This wasn't the case when the Golden Gate Park festival started in 2008, but that's because Radiohead was the headliner. This year, Ridge Vineyards is the headliner; Paul Draper's winery sells more units than Kings of Leon, the best-known band.
In its third year, Outside Lands has reduced to two days, and the musical star power has dimmed. Last year, Pearl Jam, Dave Matthews Band and the Beastie Boys headed the list. This year, the show this coming Saturday is headlined by a Grateful Dead alumni gig (wake me when the drum solo ends).
So instead, the promoters are pushing wine and food. And in that area, the stars are aligned.
The food-and-wine lineup, for a concert, is flat-out awesome. Here's the food purveyor list. Restaurant highlights include Maverick and The Slanted Door's takeout sister Out the Door, but I wouldn't skip my favorite Mexican restaurant in San Francisco, El Huarache Loco, normally found on Saturday mornings at Alemany Farmers Market. I'm going to write about the wine lineup below; it's fabulous.
However, you have to pay separately for each serving of food and wine. Which raises the question: if I can get my street-food fix at Alemany on Saturday morning for free, why should I pay $75 (here) for a single-day ticket to Outside Lands? Especially when you can eat some of the same stuff -- albeit without the great wine selection -- the following weekend with no admission charge at the SF Street Food Festival?
Good question. The street food festival serves up Korean tacos, but no Al Green or The Strokes.

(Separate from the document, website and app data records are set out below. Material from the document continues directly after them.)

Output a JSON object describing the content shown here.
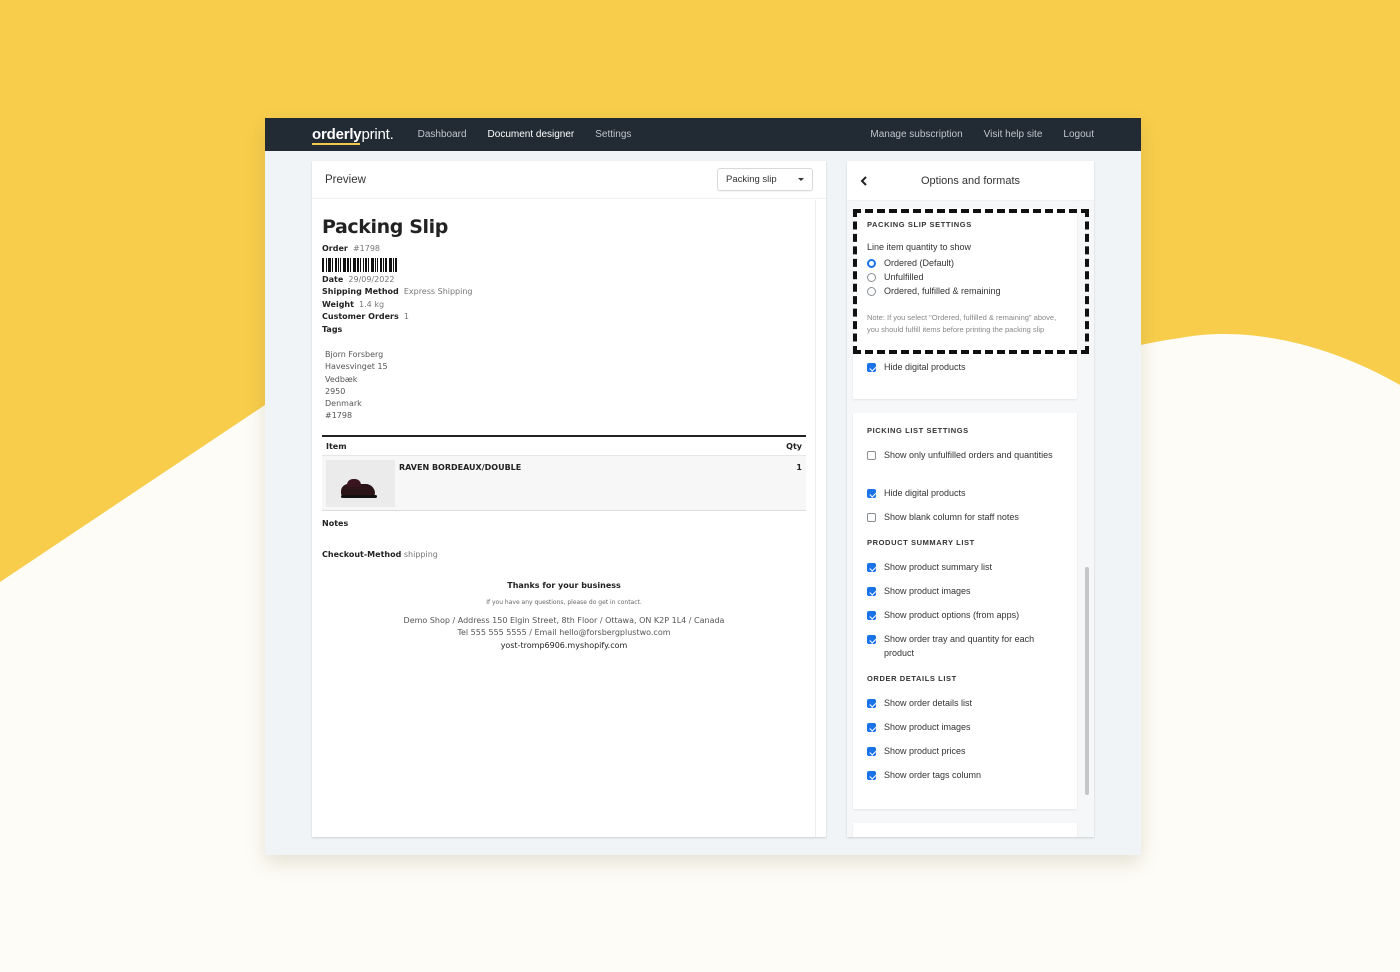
{
  "nav": {
    "logo_first": "orderly",
    "logo_second": "print.",
    "links": [
      "Dashboard",
      "Document designer",
      "Settings"
    ],
    "active_link": "Document designer",
    "right_links": [
      "Manage subscription",
      "Visit help site",
      "Logout"
    ]
  },
  "preview": {
    "title": "Preview",
    "document_type_select": "Packing slip"
  },
  "slip": {
    "heading": "Packing Slip",
    "order_label": "Order",
    "order_value": "#1798",
    "date_label": "Date",
    "date_value": "29/09/2022",
    "shipping_label": "Shipping Method",
    "shipping_value": "Express Shipping",
    "weight_label": "Weight",
    "weight_value": "1.4 kg",
    "customer_orders_label": "Customer Orders",
    "customer_orders_value": "1",
    "tags_label": "Tags",
    "address": [
      "Bjorn Forsberg",
      "Havesvinget 15",
      "Vedbæk",
      "2950",
      "Denmark",
      "#1798"
    ],
    "table_headers": {
      "item": "Item",
      "qty": "Qty"
    },
    "items": [
      {
        "name": "RAVEN BORDEAUX/DOUBLE",
        "qty": "1",
        "image": "shoe-image"
      }
    ],
    "notes_label": "Notes",
    "checkout_label": "Checkout-Method",
    "checkout_value": "shipping",
    "footer_thanks": "Thanks for your business",
    "footer_questions": "If you have any questions, please do get in contact.",
    "footer_address": "Demo Shop / Address 150 Elgin Street, 8th Floor / Ottawa, ON K2P 1L4 / Canada",
    "footer_contact": "Tel 555 555 5555 / Email hello@forsbergplustwo.com",
    "footer_domain": "yost-tromp6906.myshopify.com"
  },
  "options": {
    "title": "Options and formats",
    "packing_slip": {
      "section_title": "PACKING SLIP SETTINGS",
      "quantity_label": "Line item quantity to show",
      "radio_options": [
        {
          "label": "Ordered (Default)",
          "selected": true
        },
        {
          "label": "Unfulfilled",
          "selected": false
        },
        {
          "label": "Ordered, fulfilled & remaining",
          "selected": false
        }
      ],
      "note": "Note: If you select \"Ordered, fulfilled & remaining\" above, you should fulfill items before printing the packing slip",
      "hide_digital": {
        "label": "Hide digital products",
        "checked": true
      }
    },
    "picking_list": {
      "section_title": "PICKING LIST SETTINGS",
      "checkboxes": [
        {
          "label": "Show only unfulfilled orders and quantities",
          "checked": false
        },
        {
          "label": "Hide digital products",
          "checked": true
        },
        {
          "label": "Show blank column for staff notes",
          "checked": false
        }
      ]
    },
    "product_summary": {
      "section_title": "PRODUCT SUMMARY LIST",
      "checkboxes": [
        {
          "label": "Show product summary list",
          "checked": true
        },
        {
          "label": "Show product images",
          "checked": true
        },
        {
          "label": "Show product options (from apps)",
          "checked": true
        },
        {
          "label": "Show order tray and quantity for each product",
          "checked": true
        }
      ]
    },
    "order_details": {
      "section_title": "ORDER DETAILS LIST",
      "checkboxes": [
        {
          "label": "Show order details list",
          "checked": true
        },
        {
          "label": "Show product images",
          "checked": true
        },
        {
          "label": "Show product prices",
          "checked": true
        },
        {
          "label": "Show order tags column",
          "checked": true
        }
      ]
    }
  },
  "colors": {
    "background_yellow": "#f7cd4b",
    "background_cream": "#fdfcf6",
    "nav_bg": "#222a33",
    "accent_blue": "#1a73e8",
    "logo_underline": "#f2c94c"
  }
}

Also, the only food-and-wine festivals I enjoy tend to be ones with high pricetags, like Good Eats at ZAP. That's $125 a ticket, but all the food and wine is free once you get in. The sticker shock keeps the lines of people down. That isn't what the organizers are looking for, I'm sure.

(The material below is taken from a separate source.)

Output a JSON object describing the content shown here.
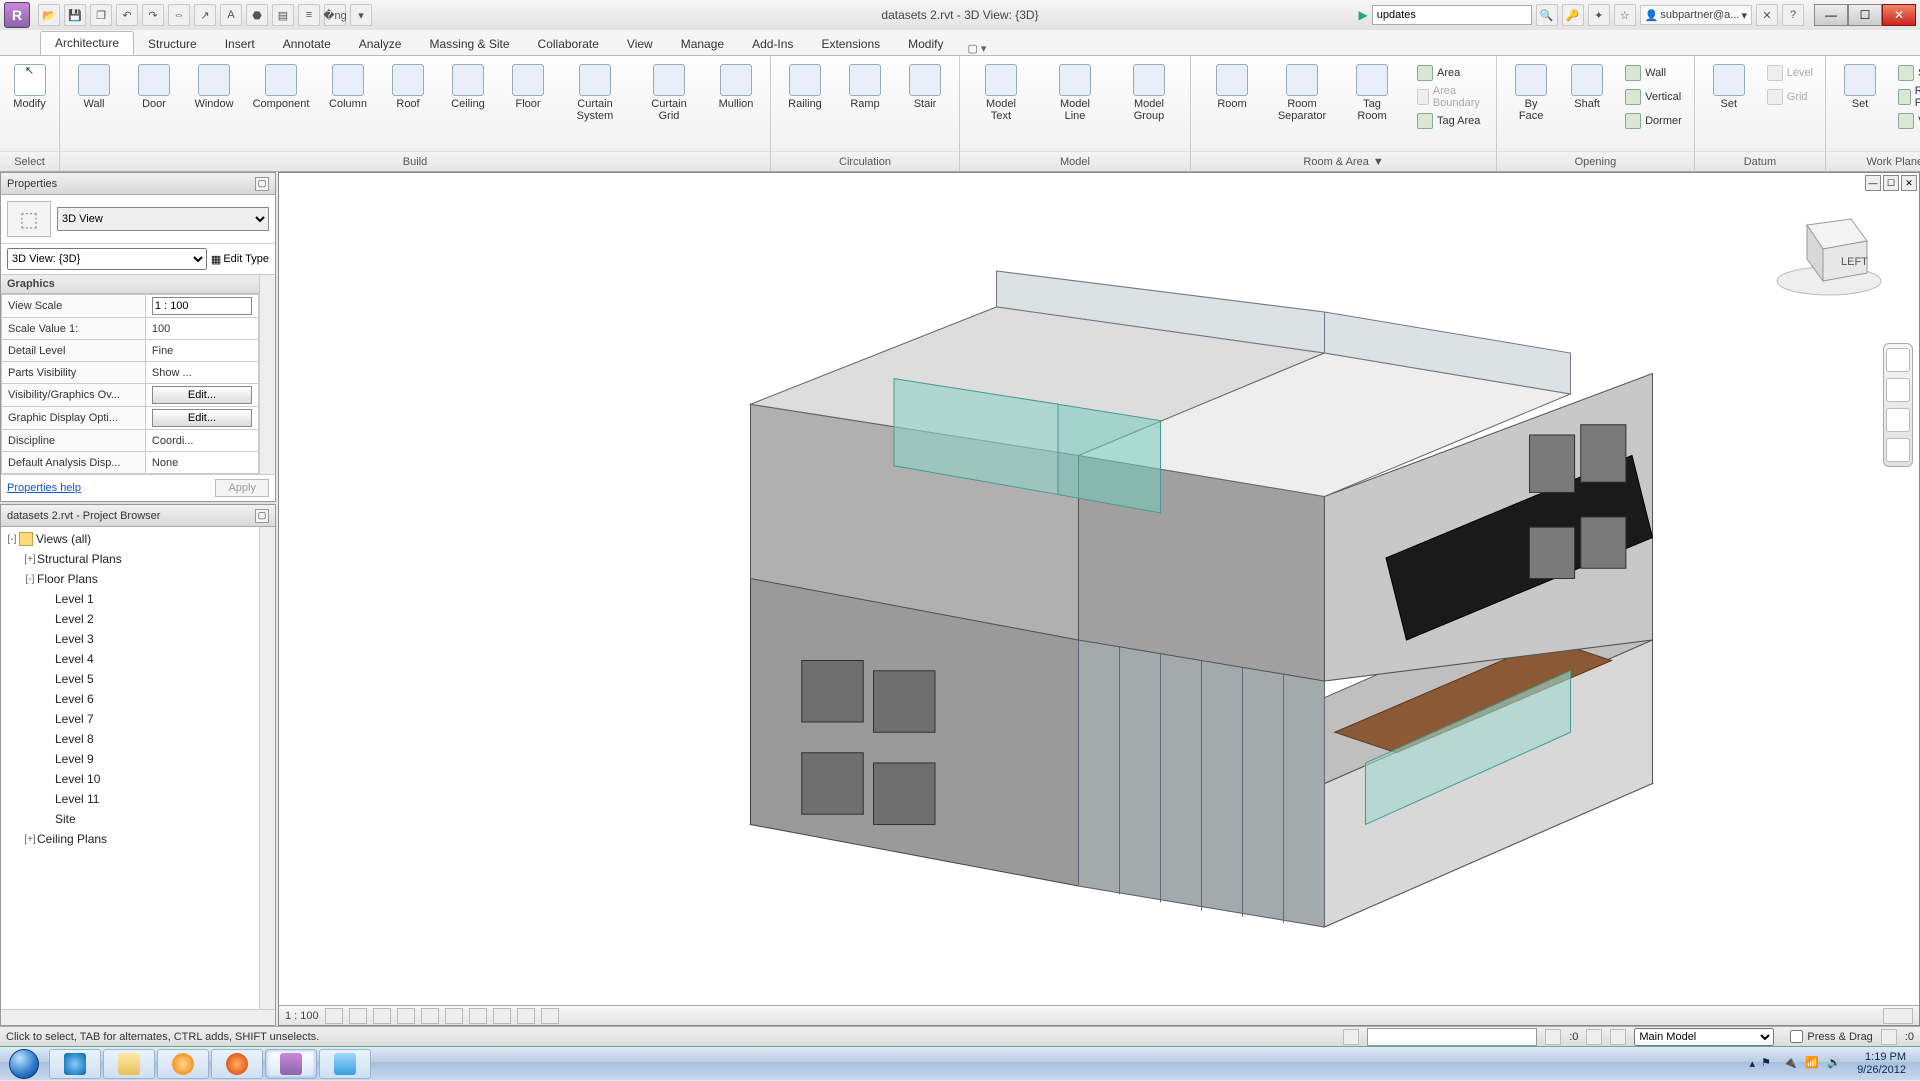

What I might be writing here is the eulogy for a music festival that's trying to become about food and wine. I'm not sure why the lineup isn't as good. Last year they had the Dead Weather, TV on the Radio, M.I.A. and a bunch of other tasty underbill acts. Perhaps this year they're not paying as well, and music industry reports have been consistent about 2010 being a moribund year for tours. All of that said, Kings of Leon? Another Grateful Dead alumni gig? I'm not sure either of those acts could sell out The Fillmore on their own.
So Peter Eastlake, the wine director for Outside Lands, has the weight of the festival on his shoulders.

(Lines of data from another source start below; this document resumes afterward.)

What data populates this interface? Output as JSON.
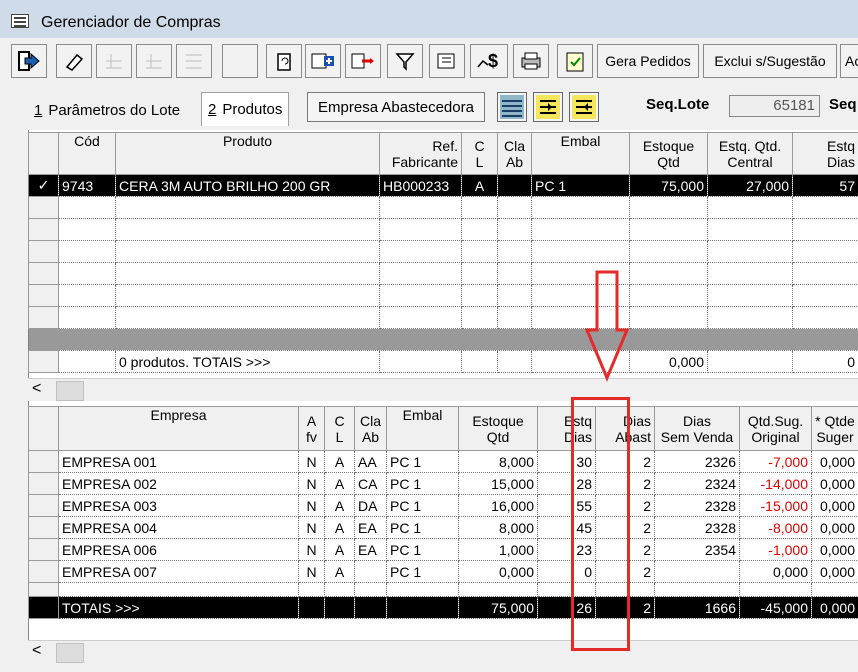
{
  "window": {
    "title": "Gerenciador de Compras"
  },
  "toolbar": {
    "icons": [
      "exit-icon",
      "eraser-icon",
      "disabled-icon",
      "disabled-icon",
      "disabled-icon",
      "blank-icon",
      "refresh-icon",
      "add-icon",
      "remove-icon",
      "filter-icon",
      "edit-icon",
      "money-icon",
      "print-icon",
      "checklist-icon"
    ],
    "gera_pedidos": "Gera Pedidos",
    "exclui_sugestao": "Exclui s/Sugestão",
    "cut_label": "Ac"
  },
  "tabs": [
    {
      "num": "1",
      "label": "Parâmetros do Lote"
    },
    {
      "num": "2",
      "label": "Produtos"
    }
  ],
  "empresa_button": "Empresa Abastecedora",
  "seq": {
    "label": "Seq.Lote",
    "value": "65181",
    "label2": "Seq"
  },
  "top_grid": {
    "headers": [
      "Cód",
      "Produto",
      "Ref.\nFabricante",
      "C\nL",
      "Cla\nAb",
      "Embal",
      "Estoque\nQtd",
      "Estq. Qtd.\nCentral",
      "Estq\nDias"
    ],
    "selected_row": {
      "check": "✓",
      "cod": "9743",
      "produto": "CERA 3M AUTO BRILHO 200 GR",
      "ref": "HB000233",
      "cl": "A",
      "claab": "",
      "embal": "PC 1",
      "estoque": "75,000",
      "central": "27,000",
      "dias": "57"
    },
    "totals": {
      "label": "0 produtos. TOTAIS >>>",
      "estoque": "0,000",
      "dias": "0"
    }
  },
  "bottom_grid": {
    "headers": [
      "Empresa",
      "A\nfv",
      "C\nL",
      "Cla\nAb",
      "Embal",
      "Estoque\nQtd",
      "Estq\nDias",
      "Dias\nAbast",
      "Dias\nSem Venda",
      "Qtd.Sug.\nOriginal",
      "* Qtde\nSuger"
    ],
    "rows": [
      {
        "empresa": "EMPRESA 001",
        "afv": "N",
        "cl": "A",
        "claab": "AA",
        "embal": "PC 1",
        "estoque": "8,000",
        "estqdias": "30",
        "abast": "2",
        "semvenda": "2326",
        "sug": "-7,000",
        "qtde": "0,000"
      },
      {
        "empresa": "EMPRESA 002",
        "afv": "N",
        "cl": "A",
        "claab": "CA",
        "embal": "PC 1",
        "estoque": "15,000",
        "estqdias": "28",
        "abast": "2",
        "semvenda": "2324",
        "sug": "-14,000",
        "qtde": "0,000"
      },
      {
        "empresa": "EMPRESA 003",
        "afv": "N",
        "cl": "A",
        "claab": "DA",
        "embal": "PC 1",
        "estoque": "16,000",
        "estqdias": "55",
        "abast": "2",
        "semvenda": "2328",
        "sug": "-15,000",
        "qtde": "0,000"
      },
      {
        "empresa": "EMPRESA 004",
        "afv": "N",
        "cl": "A",
        "claab": "EA",
        "embal": "PC 1",
        "estoque": "8,000",
        "estqdias": "45",
        "abast": "2",
        "semvenda": "2328",
        "sug": "-8,000",
        "qtde": "0,000"
      },
      {
        "empresa": "EMPRESA 006",
        "afv": "N",
        "cl": "A",
        "claab": "EA",
        "embal": "PC 1",
        "estoque": "1,000",
        "estqdias": "23",
        "abast": "2",
        "semvenda": "2354",
        "sug": "-1,000",
        "qtde": "0,000"
      },
      {
        "empresa": "EMPRESA 007",
        "afv": "N",
        "cl": "A",
        "claab": "",
        "embal": "PC 1",
        "estoque": "0,000",
        "estqdias": "0",
        "abast": "2",
        "semvenda": "",
        "sug": "0,000",
        "qtde": "0,000"
      }
    ],
    "totals": {
      "label": "TOTAIS >>>",
      "estoque": "75,000",
      "estqdias": "26",
      "abast": "2",
      "semvenda": "1666",
      "sug": "-45,000",
      "qtde": "0,000"
    }
  }
}
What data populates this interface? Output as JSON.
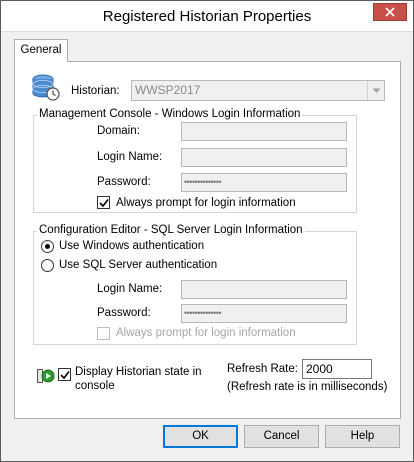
{
  "window": {
    "title": "Registered Historian Properties",
    "close_symbol": "✕"
  },
  "tabs": [
    {
      "label": "General",
      "active": true
    }
  ],
  "historian": {
    "label": "Historian:",
    "value": "WWSP2017",
    "icon": "database-icon"
  },
  "management_console": {
    "title": "Management Console - Windows Login Information",
    "domain_label": "Domain:",
    "login_name_label": "Login Name:",
    "password_label": "Password:",
    "password_mask": "••••••••••••••",
    "always_prompt_label": "Always prompt for login information",
    "always_prompt_checked": true
  },
  "config_editor": {
    "title": "Configuration Editor - SQL Server Login Information",
    "windows_auth_label": "Use Windows authentication",
    "sql_auth_label": "Use SQL Server authentication",
    "selected_auth": "windows",
    "login_name_label": "Login Name:",
    "password_label": "Password:",
    "password_mask": "••••••••••••••",
    "always_prompt_label": "Always prompt for login information",
    "always_prompt_checked": false
  },
  "display_state": {
    "label_line1": "Display Historian state in",
    "label_line2": "console",
    "checked": true,
    "icon": "play-status-icon"
  },
  "refresh": {
    "label": "Refresh Rate:",
    "value": "2000",
    "note": "(Refresh rate is in milliseconds)"
  },
  "buttons": {
    "ok": "OK",
    "cancel": "Cancel",
    "help": "Help"
  },
  "colors": {
    "close_button": "#c7504a",
    "default_button_border": "#0078d7",
    "disabled_text": "#a6a6a6"
  }
}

Eastlake, who owns Vintage Berkeley Imports and Solano Cellars, curated a fine festival wine lineup. There are good medium-size wineries that the average music fan has probably heard of: Bonny Doon Vineyard, Iron Horse and Robert Sinskey. And there are even more great small wineries that people should get to know: A Donkey and Goat, Bedrock Wine Co., Copain, Peay.
"If you go to most music festivals, the food sucks, and there's no consideration given to the alcohol," Eastlake said. "But what is San Francisco known for? The beauty of doing this festival in San Francisco is, every one of my friends is really into Phoenix (the French band, left, not the city), and these are people who go to Nopa twice a week."
Eastlake said that the wine has gone in the opposite direction from the music this year, as he has added comparatively big names like Hess Collection and Murphy-Goode for the first time.
He tried to go bigger; he got Bedrock's Morgan Peterson-Twain, but Morgan's dad passed. That's why there's no Constellation or Bronco or Gallo or Wine Group wines -- it's not because Eastlake didn't ask.
"To me, Ravenswood would be a great known winery to have. They wouldn't do it," Eastlake said. "I want to incorporate some of these bigger wineries because it could be a powerful marketing tool for them. It baffles me. Why would you not want to pour wine for 5000 people on a Sunday afternoon?"
The wines range from $8 to $20 for a 4-ounce pour. Two years ago, Silver Oak participated at $20 a glass and sold out. "People would walk up and say, 'I'll take four glasses'," Eastlake said.
But Eastlake's joy isn't in selling people what they know. He'd prefer for Tokyo Police Club fans to discover that they have an affinity for Peay Syrah.
"Some of these Peay wines, they cost $30 wholesale. To get a glass of that for $12 or $14 is a wonderful thing," Eastlake said.
I agree -- but there's that pesky $75 ticket fee. I'll be curious to see if the new emphasis on great food and wine saves the festival, or if Outside Lands folds its tent after this one. If so, at least it should have a good-tasting finish.